The Telegraph e-Paper
The Telegraph
TT Epaper
 
  This website is ACAP-enabled
IN TODAY'S PAPER
WEEKLY FEATURES
CITIES AND REGIONS
ARCHIVES
Since 1st March, 1999
 
THE TELEGRAPH
 
Calcutta Weather
WeatherTemperature
Min : 18.20°C (+3)
Max : 29.50°C (+2)
Rainfall : 0.00 mm
Relative Humidity:
Max : 94.00% Min : 55.00%
Sunrise : 6:10 AM
Sunset : 4:48 PM
Today
Morning mist. Mainly clear sky.
 
CIMA Gallary

Harvard hits Swamy

Subramanian Swamy

Washington, Dec. 8: Subramanian Swamy’s elation over special CBI judge O.P. Saini’s decision to allow Swamy’s plea in his complaint against Union home minister P. Chidambaram in the 2G spectrum case has been severely pricked by Harvard University’s decision to bar the Janata Party president from teaching economics at the university next summer.

Ever since Swamy became an MP in 1974 and during his successful Lok Sabha campaign from Mumbai North East during the Emergency, his association with Harvard was a unique selling proposition that he carefully cultivated and exploited.

In barring him from teaching at Harvard for “hate speech” against Muslims, Swamy lost his oldest constituency which this week belittled his association with that centre of academic excellence.

In an email to Indo-Eurasian researchers in the US which was obtained by this correspondent yesterday, Michael Witzel, Wales Professor of Sanskrit and Director of Graduate Studies at Harvard’s Department of South Asian Studies, called Swamy “insidious,” ridiculed him as “head of the minuscule Janata Party in India” and implied that his academic credentials were of little worth today.

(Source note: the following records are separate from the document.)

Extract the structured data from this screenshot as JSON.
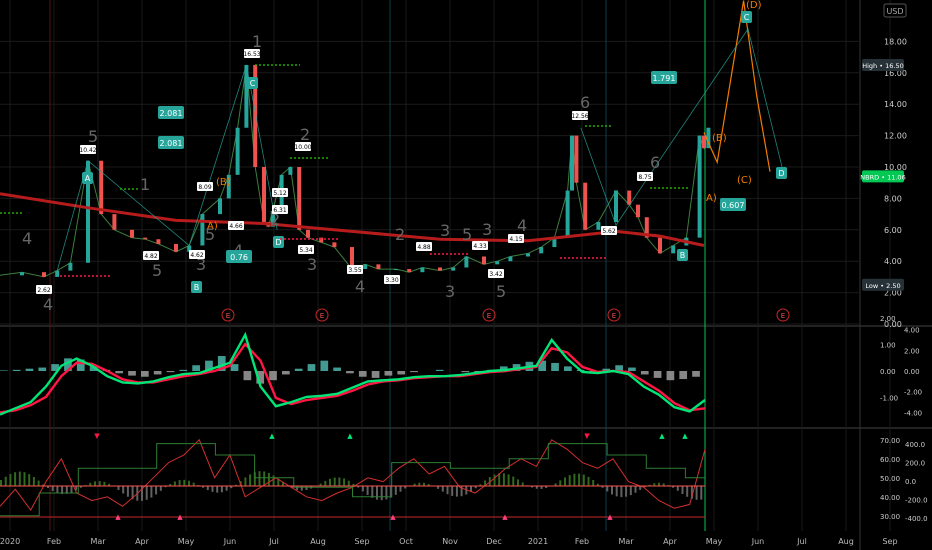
{
  "chart_data": {
    "type": "line",
    "symbol": "NBRD",
    "currency": "USD",
    "x_ticks": [
      "2020",
      "Feb",
      "Mar",
      "Apr",
      "May",
      "Jun",
      "Jul",
      "Aug",
      "Sep",
      "Oct",
      "Nov",
      "Dec",
      "2021",
      "Feb",
      "Mar",
      "Apr",
      "May",
      "Jun",
      "Jul",
      "Aug",
      "Sep"
    ],
    "y_ticks_main": [
      0.0,
      2.0,
      4.0,
      6.0,
      8.0,
      10.0,
      12.0,
      14.0,
      16.0,
      18.0
    ],
    "y_ticks_osc": [
      4.0,
      2.0,
      0.0,
      -2.0,
      -4.0
    ],
    "y_ticks_osc_left": [
      2.0,
      1.0,
      0.0,
      -1.0
    ],
    "y_ticks_ind_left": [
      70.0,
      60.0,
      50.0,
      40.0,
      30.0
    ],
    "y_ticks_ind_right": [
      400.0,
      200.0,
      0.0,
      -200.0,
      -400.0
    ],
    "ylim": [
      0,
      20.6
    ],
    "price_labels": {
      "high": "High • 16.50",
      "current": "NBRD • 11.06",
      "low": "Low • 2.50"
    },
    "colors": {
      "up": "#26a69a",
      "down": "#ef5350",
      "ma": "#b71c1c",
      "wave": "#26a69a",
      "projection": "#f57c00",
      "signal_green": "#00e676",
      "signal_red": "#ff1744"
    },
    "price": {
      "t": [
        0.0,
        0.5,
        1.0,
        1.3,
        1.6,
        2.0,
        2.3,
        2.6,
        3.0,
        3.3,
        3.6,
        4.0,
        4.3,
        4.6,
        5.0,
        5.2,
        5.4,
        5.6,
        5.8,
        6.0,
        6.1,
        6.2,
        6.4,
        6.6,
        6.8,
        7.0,
        7.3,
        7.6,
        8.0,
        8.3,
        8.6,
        9.0,
        9.3,
        9.6,
        10.0,
        10.3,
        10.6,
        11.0,
        11.3,
        11.6,
        12.0,
        12.3,
        12.6,
        12.9,
        13.0,
        13.1,
        13.3,
        13.6,
        14.0,
        14.3,
        14.5,
        14.7,
        15.0,
        15.3,
        15.6,
        15.9,
        16.0,
        16.1
      ],
      "v": [
        3.1,
        3.3,
        3.0,
        3.4,
        3.9,
        10.4,
        7.0,
        6.0,
        5.5,
        5.4,
        5.1,
        4.6,
        5.0,
        7.0,
        8.0,
        9.5,
        12.5,
        16.5,
        10.0,
        6.5,
        6.2,
        7.2,
        9.5,
        10.0,
        6.0,
        5.5,
        5.2,
        4.9,
        3.5,
        3.8,
        3.5,
        3.5,
        3.3,
        3.6,
        3.4,
        3.6,
        4.3,
        3.8,
        4.0,
        4.3,
        4.5,
        4.9,
        5.5,
        8.5,
        12.0,
        9.0,
        6.0,
        6.5,
        8.5,
        7.6,
        6.8,
        5.5,
        4.5,
        5.0,
        5.5,
        12.0,
        11.2,
        12.5
      ]
    },
    "ma_line": {
      "t": [
        0.0,
        2.0,
        4.0,
        6.0,
        8.0,
        10.0,
        12.0,
        13.0,
        14.0,
        15.0,
        16.0
      ],
      "v": [
        8.3,
        7.4,
        6.6,
        6.4,
        5.9,
        5.4,
        5.3,
        5.6,
        5.9,
        5.6,
        5.0
      ]
    },
    "projection_wave": {
      "t": [
        16.0,
        16.3,
        16.9,
        17.2,
        17.5
      ],
      "v": [
        12.2,
        10.3,
        20.6,
        14.5,
        9.7
      ]
    },
    "projection_labels": [
      "(B)",
      "(C)",
      "(D)",
      "C",
      "D",
      "A)"
    ],
    "fib_ratios": [
      "2.081",
      "2.081",
      "0.76",
      "1.791",
      "0.607"
    ],
    "wave_counts": [
      "4",
      "5",
      "4",
      "5",
      "1",
      "2",
      "3",
      "4",
      "5",
      "2",
      "3",
      "3",
      "4",
      "5",
      "3",
      "6",
      "6",
      "3",
      "5",
      "4",
      "2",
      "1"
    ],
    "wave_letters": [
      "A",
      "B",
      "C",
      "D",
      "(B)",
      "A)",
      "C",
      "B"
    ],
    "price_flags": [
      "2.62",
      "10.42",
      "4.82",
      "4.62",
      "8.09",
      "4.66",
      "16.53",
      "6.31",
      "10.00",
      "5.34",
      "3.55",
      "5.12",
      "4.88",
      "3.30",
      "4.33",
      "3.42",
      "4.15",
      "12.56",
      "5.62",
      "8.75"
    ],
    "earnings_markers": [
      "E",
      "E",
      "E",
      "E",
      "E"
    ],
    "macd_hist": [
      0.05,
      0.1,
      0.2,
      0.3,
      0.6,
      1.1,
      1.0,
      0.4,
      0.1,
      -0.2,
      -0.4,
      -0.5,
      -0.3,
      -0.1,
      0.1,
      0.5,
      0.9,
      1.3,
      0.6,
      -0.8,
      -1.1,
      -0.8,
      -0.3,
      0.2,
      0.6,
      0.9,
      0.3,
      -0.2,
      -0.5,
      -0.6,
      -0.4,
      -0.3,
      -0.1,
      0.0,
      0.1,
      0.0,
      -0.1,
      -0.2,
      0.1,
      0.4,
      0.6,
      0.8,
      0.9,
      0.7,
      0.4,
      0.1,
      -0.1,
      0.2,
      0.5,
      0.3,
      -0.3,
      -0.6,
      -0.8,
      -0.7,
      -0.5
    ],
    "osc_fast": [
      -4.2,
      -3.6,
      -3.0,
      -1.5,
      0.5,
      1.2,
      0.5,
      -0.5,
      -1.1,
      -1.2,
      -1.0,
      -0.6,
      -0.3,
      -0.2,
      0.3,
      0.8,
      3.5,
      -1.5,
      -3.4,
      -3.0,
      -2.5,
      -2.4,
      -2.2,
      -1.6,
      -1.0,
      -0.9,
      -0.8,
      -0.6,
      -0.5,
      -0.5,
      -0.4,
      -0.2,
      0.0,
      0.1,
      0.3,
      0.5,
      3.0,
      1.2,
      -0.1,
      -0.2,
      0.0,
      -0.3,
      -1.5,
      -2.3,
      -3.5,
      -3.9,
      -2.8
    ],
    "osc_slow": [
      -4.0,
      -3.8,
      -3.3,
      -2.5,
      -0.5,
      0.8,
      0.7,
      0.0,
      -0.8,
      -1.1,
      -1.1,
      -0.8,
      -0.5,
      -0.3,
      0.0,
      0.5,
      2.6,
      1.0,
      -2.6,
      -3.2,
      -2.8,
      -2.6,
      -2.4,
      -1.9,
      -1.3,
      -1.0,
      -0.9,
      -0.7,
      -0.6,
      -0.5,
      -0.5,
      -0.3,
      -0.1,
      0.0,
      0.2,
      0.4,
      2.2,
      1.8,
      0.4,
      -0.1,
      0.0,
      -0.1,
      -1.0,
      -1.9,
      -3.1,
      -3.8,
      -3.6
    ],
    "ind_red_line": [
      35,
      44,
      33,
      48,
      60,
      42,
      38,
      40,
      35,
      42,
      50,
      58,
      62,
      70,
      50,
      62,
      40,
      45,
      50,
      45,
      40,
      38,
      42,
      45,
      50,
      48,
      55,
      60,
      52,
      56,
      45,
      42,
      48,
      55,
      60,
      56,
      70,
      65,
      58,
      55,
      60,
      48,
      45,
      38,
      34,
      36,
      65
    ],
    "ind_step_line": [
      30,
      30,
      42,
      42,
      55,
      55,
      55,
      55,
      68,
      68,
      68,
      62,
      62,
      50,
      50,
      45,
      45,
      45,
      40,
      40,
      58,
      58,
      58,
      55,
      55,
      55,
      60,
      60,
      68,
      68,
      68,
      62,
      62,
      55,
      55,
      50
    ]
  }
}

Witzel wrote that Swamy was “once — decades ago — Associate Professor of Economics at Harvard”.

At the heart of the censure by Harvard’s Faculty of Arts and Sciences are two articles by Swamy, one in the DNA newspaper this year and another in The New Indian Express after the November 2008 terrorist attack on Mumbai.

In these op-eds, he called for the disenfranchisement of non-Hindus who refuse to acknowledge their Hindu ancestry, and a ban on conversion from Hinduism to other religions, among other things.

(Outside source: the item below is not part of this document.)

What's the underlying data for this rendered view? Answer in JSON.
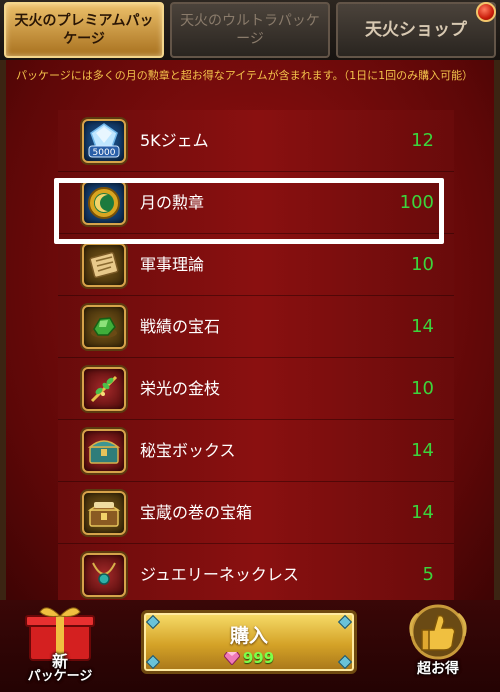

The action against Swamy won immediate praise from one of Harvard’s best known academics of Indian origin, Sugata Bose, Gardiner Professor of Oceanic History and Affairs.

Swamy’s rationale for disenfranchisement “is like saying Jewish Americans and African Americans should not be allowed to vote unless they acknowledge the supremacy of white Anglo Saxon Protestants,” Bose told the university newspaper The Harvard Crimson yesterday.

Bose is also the chairman of the mentor group formed to restore Calcutta’s Presidency to its former academic glory.

By a coincidence, the faculty’s vote to bar the Janata Party president was also reported for the newspaper by an Indian student, Radhika Jain. Past editors of the Crimson, America’s oldest college newspaper founded in 1873, include John F. Kennedy in 1940.

Swamy was to have taught two courses in economics next summer. He has regularly taught at Harvard long after he ceased to be on the university’s full-time staff continuously in the 1960s when he left to join the Indian Institute of Technology, Delhi.

In tweets to his followers today, Swamy dismissed the university’s decision as “nothing serious.” He added that “non-economists at Harvard don’t like my views on how to protect India. I shall spend two more months in India” by not going to the US to teach.

In a television appearance, he described the faculty as a “kangaroo court” which unilaterally took its decision without consulting him or referring the offending articles for his explanation.

When Swamy’s op-ed appeared in the DNA, students at Harvard started a petition drive to prohibit him from teaching at the university. But at that time, Harvard stood by him citing his right to free speech.

Subsequently, some academics who took that position changed sides giving those who were campaigning against Swamy the upper hand. Sean D. Kelly, Chair of the Philosophy Department, was one of those who switched sides.

He told the university newspaper that “I was persuaded… that the views expressed in Dr. Swamy’s op-ed piece amounted to incitement of violence instead of protected political speech.”

Donald H. Pfister, Dean of the Summer School, similarly described Swamy’s views as “reprehensible”.